2 Corinthians 10 Lesson

Meekness and gentleness

2 Timothy 3:12 states:

“Indeed, all who desire to live godly in Christ Jesus will be persecuted.”

This certainly applied to The Apostle Paul.

At the time Paul wrote this letter to the Corinthians people were saying:

  • “Paul is walking according to the flesh.” – 2 Corinthians 10:2.
  • “Paul’s presence is unimpressive.” – 2 Corinthians 10:10a.
  • “Paul’s speech is contemptible.” – 2 Corinthians 10:10b.

Paul defended himself with these words:

  • “For though we walk in the flesh, we do not war according to the flesh, for the weapons of our warfare are not of the flesh, but divinely powerful for the destruction of fortresses.” – 2 Corinthians 10:3-4.
  • “Let such a person consider this, that what we are in word by letters when absent, such persons we are also in deed when present.” – 2 Corinthians 10:18.

Why would people seek to harm someone like Paul? The same reason they crucified Jesus. Some of the people in Corinth had allowed their hearts to become hardened. They were jealous, power hungry, and willing to harm others if it meant more power for them.

Paul’s writings provide us with an incredible example of strength, meekness, and humility; just as Jesus did before him.

In the first verse of Chapter 10, Paul wrote that he was coming to them with, “The meekness and gentleness of Christ.”

Meekness is defined as, “Softness of temper; mildness; gentleness; being able to patiently endure.” It should not be confused with weakness. It takes strength to remain meek under fire.

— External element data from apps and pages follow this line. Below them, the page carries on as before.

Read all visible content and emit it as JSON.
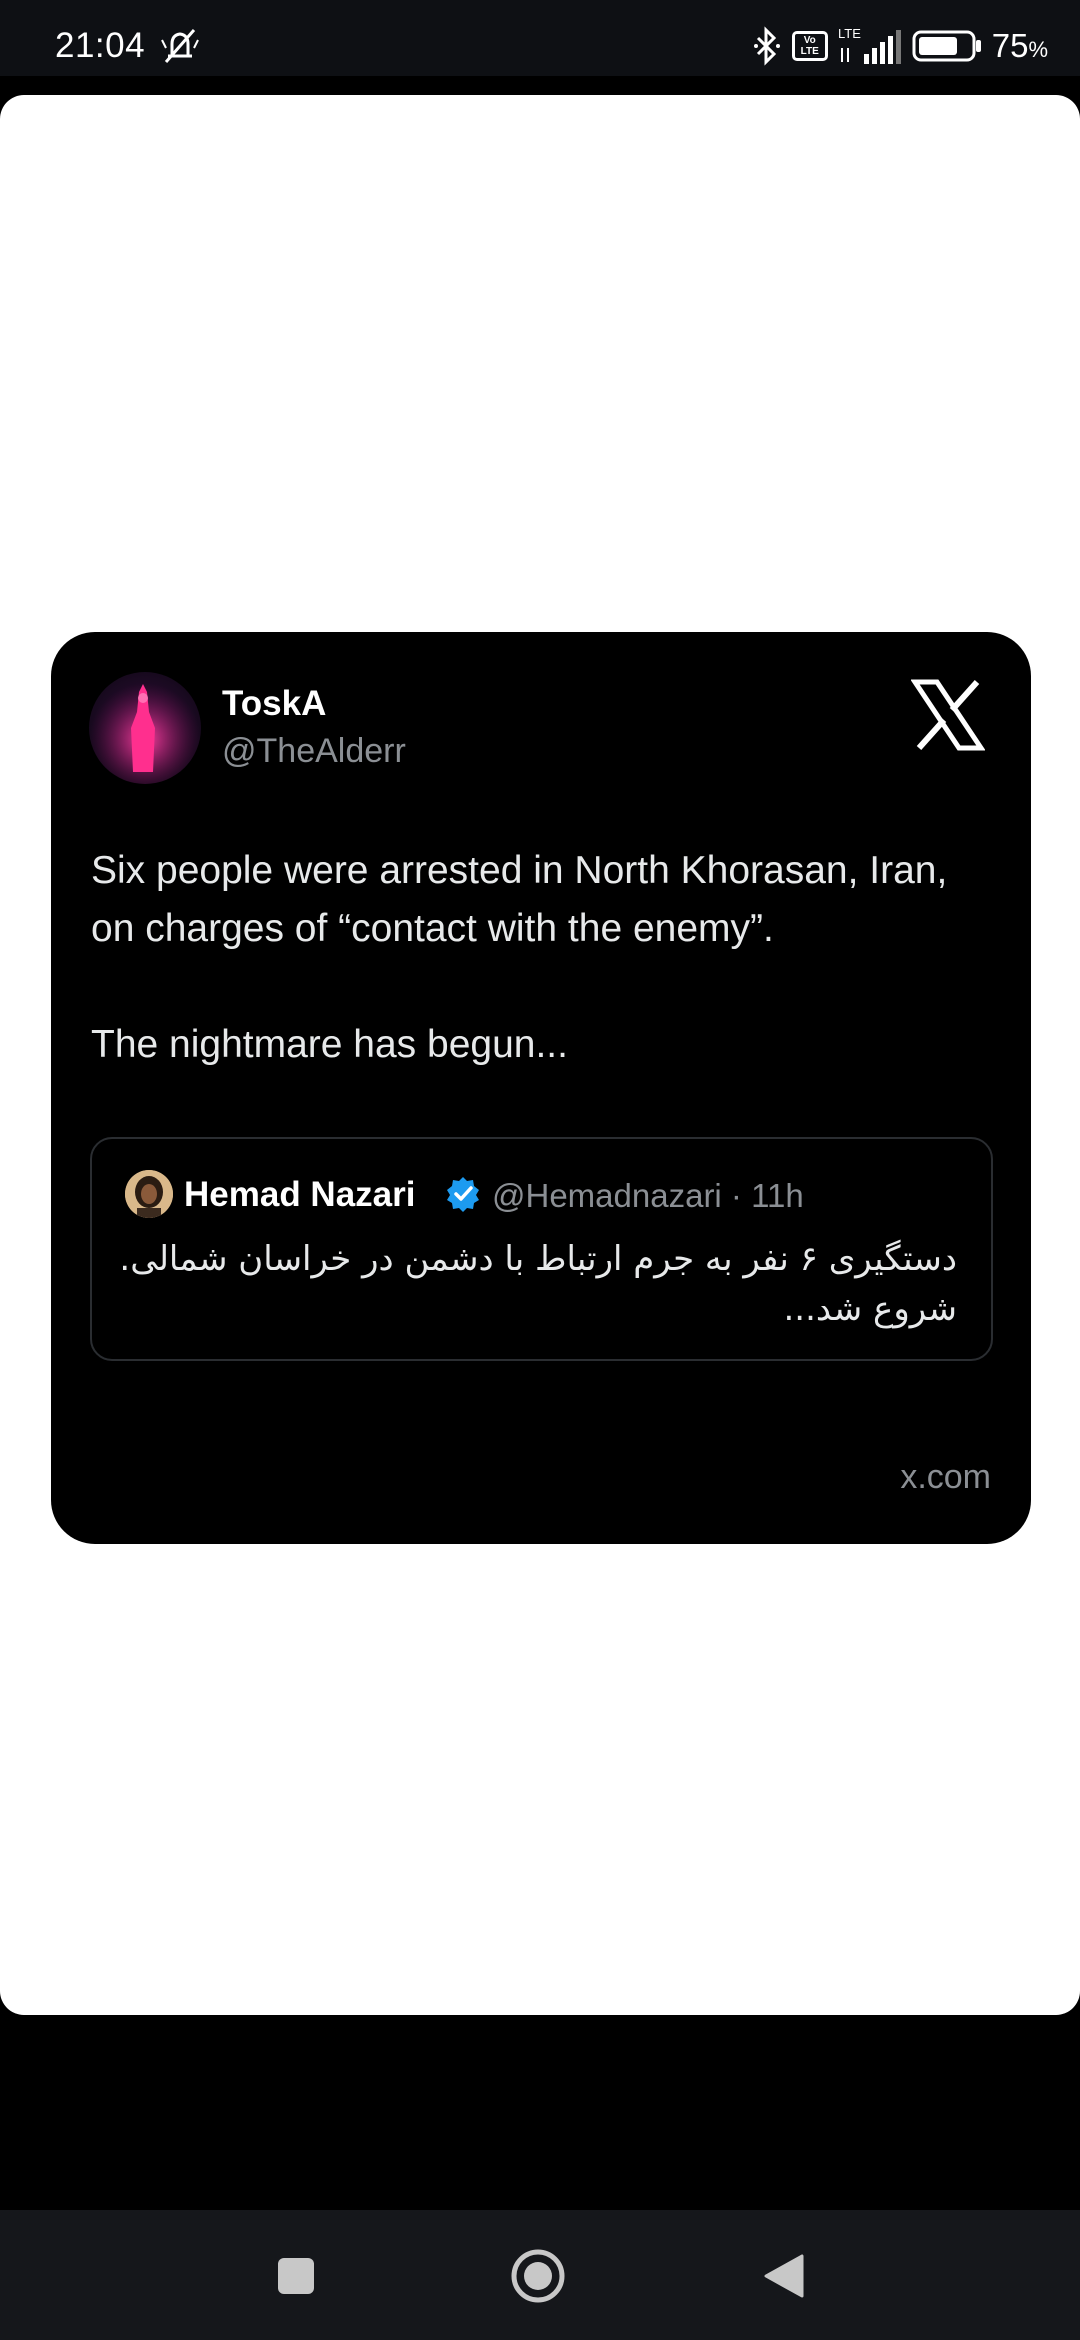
{
  "status_bar": {
    "time": "21:04",
    "battery_level": "75",
    "battery_unit": "%",
    "network": "LTE",
    "volte_label": "Vo LTE",
    "icons": [
      "mute-icon",
      "bluetooth-icon",
      "volte-icon",
      "signal-icon",
      "battery-icon"
    ]
  },
  "tweet": {
    "author_name": "ToskA",
    "author_handle": "@TheAlderr",
    "text": "Six people were arrested in North Khorasan, Iran,  on charges of “contact with the enemy”.\n\nThe nightmare has begun...",
    "source": "x.com",
    "quote": {
      "author_name": "Hemad Nazari",
      "meta": "@Hemadnazari · 11h",
      "text": "دستگیری ۶ نفر به جرم ارتباط با دشمن در خراسان شمالی. شروع شد..."
    }
  },
  "nav": {
    "buttons": [
      "recent-apps",
      "home",
      "back"
    ]
  },
  "colors": {
    "card_bg": "#000000",
    "sheet_bg": "#ffffff",
    "muted_text": "#8b8f94",
    "verified_blue": "#1d9bf0"
  }
}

It is useful to consider the following fundamental differences between Paul and those that were attacking him:

  • Paul was first and foremost a servant of Jesus (Romans 1:1). As a servant of Jesus, Paul worked tirelessly to please God and to follow His commandments.

  • His attackers were seeking to glorify themselves and were seeking personal gain.

  • Paul was guided by the Spirit, and his attackers were guided by the flesh.

Like Paul, we will all be persecuted at some point in our lives.

2 Timothy 3:12 tells us this:

“Indeed, all who desire to live godly in Christ Jesus will be persecuted.”

However, God has not left us to suffer alone. He has given us two precious gifts:

  1. The Bible. The Bible is the inspired Word of God. Paul wrote in his second letter to Timothy, “All Scripture is inspired by God and beneficial for teaching, for rebuke, for correction, for training in righteousness; so that the man or woman of God may be fully capable, equipped for every good work. ” – 2 Timothy 3:16-17.
  2. The Holy Spirit. While the Bible teaches us WHAT God wants us to learn, the Holy Spirit lets us FEEL it.

Between the Bible and the Holy Spirit, we are prepared to handle whatever adversity may come our way.  Instead of focusing on the temporary suffering, we should focus our attention on the eternal joy that awaits the faithful in heaven! 

In the book of Romans, Paul wrote:

For I reckon that the sufferings of this present time are not worthy to be compared with the glory which shall be revealed in us. ” – Romans 8:18.

What then, can we take away from today’s lesson? Consider these four points:

  1. When our time comes to suffer persecution (it is not a matter of “if”, it is a matter of “when”), we can draw on the example of Paul and respond with, “The meekness and gentleness of Christ.” – 2 Corinthians 10:1.
  2. We can choose to follow God and not the world.
  3. We can allow ourselves to be led by the Spirit and not the flesh.
  4. In all things, we can strive to be more like Jesus, who while dying on the cross said, “Father, forgive them; for they know not what they do.” – Luke 23-34.

We will end today’s lesson with the following encouraging words found in John 1:12:

“Blessed is the one who perseveres under trial because, having stood the test, that person will receive the crown of life that the Lord has promised to those who love him.”


Joe R

I find this passage to be a powerful reminder that persecution is a by-product of embracing a life built around following the example of Jesus Christ. Personally, it challenges me because I have not experienced such persecution for my beliefs and perhaps this reflects failure to be more outspoken regarding my faith and responsibility to spread the Gospel to the people around me. It is also a great reminder of the need to embrace humility and follow Jesus' example when it comes enduring such persecution. If Jesus could remain silent when people persecuted him and sentenced him to death on a cross for my sins, how much more should I be able to remain humble when I experience challenges associated with being a disciple of Jesus Christ? Finally, I find it essential to remain aware that boasting is not appropriate unless boasting in the name of Jesus Christ. While all of these points are easy to understand and agree with, they can be challenging to put into practice. However, the lesson is helpful in highlighting the need to stay close to the Word and embrace the Holy Spirit working in us.

Dan W

Paul had to deal with a lot of criticism from Christians, yet he loved them and helped them.
Today, criticism can be devastating to a minister and/or his family. It renders one powerless because relationships are so important. It would be a blessing to let it just roll off one’s back.